What if (this is an implausible scenario, of course) two politicians weren't getting along and obstructing any real governing? What if then their constituents decided to ask them to have some sort of a discussion to work out their problems? The constituents could design the discussion to make it more likely that the two would come together.

Understanding rules of communication, and having a range of communication tools would be useful to anybody who has to work with anybody else, not just for politics. My friend and I figured out a few things through our work. But we also realized that instead of trying to figure out everything for ourselves, we could try to create a place for everybody thinking about these things to come together to compile our collective knowlege.

Thus the Talk-Lab is a laboratory. People use it to find ideas for communicating with each other. You can use it to find an ice-breaker for a committee meeting. Or you can use it to find models for debates or other kinds of discussion. But we ask that you contribute, too. What have you learned about how people communicate? What causes and effects have you noticed in events that you have held? If the speaker is standing and everyone else is sitting, how does that tend change what the speaker says or how she feels?

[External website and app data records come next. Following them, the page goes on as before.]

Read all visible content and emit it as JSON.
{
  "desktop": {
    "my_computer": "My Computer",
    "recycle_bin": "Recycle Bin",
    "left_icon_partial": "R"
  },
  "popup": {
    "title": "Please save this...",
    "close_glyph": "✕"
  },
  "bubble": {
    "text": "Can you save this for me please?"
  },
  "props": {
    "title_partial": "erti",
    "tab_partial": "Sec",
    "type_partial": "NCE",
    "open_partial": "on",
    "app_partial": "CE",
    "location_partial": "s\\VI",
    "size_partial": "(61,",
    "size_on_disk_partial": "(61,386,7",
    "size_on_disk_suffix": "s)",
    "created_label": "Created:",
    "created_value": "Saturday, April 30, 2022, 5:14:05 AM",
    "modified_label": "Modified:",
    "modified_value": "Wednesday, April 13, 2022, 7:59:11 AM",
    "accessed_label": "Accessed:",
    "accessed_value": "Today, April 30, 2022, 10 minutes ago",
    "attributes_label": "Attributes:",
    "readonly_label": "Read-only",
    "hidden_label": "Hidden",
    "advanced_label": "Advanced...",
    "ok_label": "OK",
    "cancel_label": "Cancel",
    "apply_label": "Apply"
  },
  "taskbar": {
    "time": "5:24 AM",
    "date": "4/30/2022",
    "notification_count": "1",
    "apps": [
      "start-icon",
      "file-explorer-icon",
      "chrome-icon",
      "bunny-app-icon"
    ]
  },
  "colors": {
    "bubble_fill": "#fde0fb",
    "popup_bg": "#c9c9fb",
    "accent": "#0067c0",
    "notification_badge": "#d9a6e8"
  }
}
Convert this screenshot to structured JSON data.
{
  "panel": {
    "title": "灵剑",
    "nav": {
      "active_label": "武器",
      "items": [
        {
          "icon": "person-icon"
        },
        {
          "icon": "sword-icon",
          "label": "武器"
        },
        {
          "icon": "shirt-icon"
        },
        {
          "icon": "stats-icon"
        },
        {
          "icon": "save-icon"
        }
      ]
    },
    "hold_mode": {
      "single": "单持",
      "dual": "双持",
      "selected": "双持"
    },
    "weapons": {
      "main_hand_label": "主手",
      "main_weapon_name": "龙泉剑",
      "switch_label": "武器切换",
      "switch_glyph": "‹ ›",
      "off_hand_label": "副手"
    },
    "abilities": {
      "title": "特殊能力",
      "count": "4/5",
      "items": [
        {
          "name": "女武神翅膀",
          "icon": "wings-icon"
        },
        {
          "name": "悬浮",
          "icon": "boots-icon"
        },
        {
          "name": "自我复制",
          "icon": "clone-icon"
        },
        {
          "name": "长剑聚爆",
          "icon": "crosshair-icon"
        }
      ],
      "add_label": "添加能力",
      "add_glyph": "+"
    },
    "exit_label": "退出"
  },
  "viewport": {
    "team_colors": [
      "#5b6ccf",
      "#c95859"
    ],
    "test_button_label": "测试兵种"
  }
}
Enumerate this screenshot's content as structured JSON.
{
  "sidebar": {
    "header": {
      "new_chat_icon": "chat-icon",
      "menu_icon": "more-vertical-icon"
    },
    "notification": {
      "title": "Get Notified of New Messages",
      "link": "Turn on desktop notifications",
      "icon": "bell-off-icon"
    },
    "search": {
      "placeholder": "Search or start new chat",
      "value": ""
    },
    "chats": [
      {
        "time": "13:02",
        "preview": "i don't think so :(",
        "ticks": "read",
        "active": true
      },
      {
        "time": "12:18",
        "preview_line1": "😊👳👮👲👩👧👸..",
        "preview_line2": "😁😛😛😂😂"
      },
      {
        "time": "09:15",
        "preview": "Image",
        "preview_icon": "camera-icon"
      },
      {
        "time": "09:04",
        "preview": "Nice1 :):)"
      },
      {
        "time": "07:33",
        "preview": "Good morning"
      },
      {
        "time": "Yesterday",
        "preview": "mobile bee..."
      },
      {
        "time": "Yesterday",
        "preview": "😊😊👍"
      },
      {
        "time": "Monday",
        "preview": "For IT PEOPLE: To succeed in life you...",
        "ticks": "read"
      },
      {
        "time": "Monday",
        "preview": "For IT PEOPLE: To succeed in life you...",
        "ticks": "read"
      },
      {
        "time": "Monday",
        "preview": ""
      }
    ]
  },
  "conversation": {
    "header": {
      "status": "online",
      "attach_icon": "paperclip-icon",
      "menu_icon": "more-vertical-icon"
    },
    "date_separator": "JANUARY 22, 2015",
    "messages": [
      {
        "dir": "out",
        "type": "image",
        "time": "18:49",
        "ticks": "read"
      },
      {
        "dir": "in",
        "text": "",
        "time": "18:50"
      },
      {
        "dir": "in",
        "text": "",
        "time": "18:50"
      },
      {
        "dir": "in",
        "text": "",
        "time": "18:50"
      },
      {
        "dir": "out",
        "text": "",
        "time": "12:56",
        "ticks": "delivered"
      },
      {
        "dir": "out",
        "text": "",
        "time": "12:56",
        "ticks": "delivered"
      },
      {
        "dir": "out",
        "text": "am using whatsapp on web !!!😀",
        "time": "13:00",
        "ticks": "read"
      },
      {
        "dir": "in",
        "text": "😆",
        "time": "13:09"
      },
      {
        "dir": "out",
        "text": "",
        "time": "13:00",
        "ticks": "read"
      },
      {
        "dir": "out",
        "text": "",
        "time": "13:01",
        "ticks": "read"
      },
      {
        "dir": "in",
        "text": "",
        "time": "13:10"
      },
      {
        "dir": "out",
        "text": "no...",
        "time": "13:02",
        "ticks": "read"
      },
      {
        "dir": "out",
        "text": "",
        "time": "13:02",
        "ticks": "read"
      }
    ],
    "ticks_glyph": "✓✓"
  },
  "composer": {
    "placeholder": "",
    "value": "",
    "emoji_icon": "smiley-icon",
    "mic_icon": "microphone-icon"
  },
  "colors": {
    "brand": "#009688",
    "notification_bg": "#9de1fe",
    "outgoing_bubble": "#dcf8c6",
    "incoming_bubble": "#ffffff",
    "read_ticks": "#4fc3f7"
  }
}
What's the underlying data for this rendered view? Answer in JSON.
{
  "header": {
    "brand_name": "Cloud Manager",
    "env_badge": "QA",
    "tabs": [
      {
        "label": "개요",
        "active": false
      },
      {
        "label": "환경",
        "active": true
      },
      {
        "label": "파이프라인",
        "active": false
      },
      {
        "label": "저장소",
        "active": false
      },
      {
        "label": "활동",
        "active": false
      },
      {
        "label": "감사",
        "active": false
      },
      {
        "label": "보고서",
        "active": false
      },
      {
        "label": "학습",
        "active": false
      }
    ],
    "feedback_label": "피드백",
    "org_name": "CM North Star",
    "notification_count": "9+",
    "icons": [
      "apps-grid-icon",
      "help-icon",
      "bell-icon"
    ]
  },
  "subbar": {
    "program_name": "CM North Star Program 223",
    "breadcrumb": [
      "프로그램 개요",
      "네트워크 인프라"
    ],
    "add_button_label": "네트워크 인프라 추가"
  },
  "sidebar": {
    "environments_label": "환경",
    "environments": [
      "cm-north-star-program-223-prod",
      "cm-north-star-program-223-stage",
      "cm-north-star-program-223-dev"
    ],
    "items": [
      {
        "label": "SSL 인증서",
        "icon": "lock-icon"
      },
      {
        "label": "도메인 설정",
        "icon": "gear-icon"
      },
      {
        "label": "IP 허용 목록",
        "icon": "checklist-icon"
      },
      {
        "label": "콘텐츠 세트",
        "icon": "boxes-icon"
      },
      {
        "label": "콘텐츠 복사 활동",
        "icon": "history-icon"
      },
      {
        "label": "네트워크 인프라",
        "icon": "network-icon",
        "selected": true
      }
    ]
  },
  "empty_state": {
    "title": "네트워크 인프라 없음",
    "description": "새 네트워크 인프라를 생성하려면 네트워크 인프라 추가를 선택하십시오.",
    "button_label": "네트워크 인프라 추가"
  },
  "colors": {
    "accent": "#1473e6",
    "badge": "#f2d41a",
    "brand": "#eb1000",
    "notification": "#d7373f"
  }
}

We operate on the principle that no one knows anything till we've tried it. Could it make people more talkative if a meeting has food? Maybe. Give it a try. Then let us know how it goes.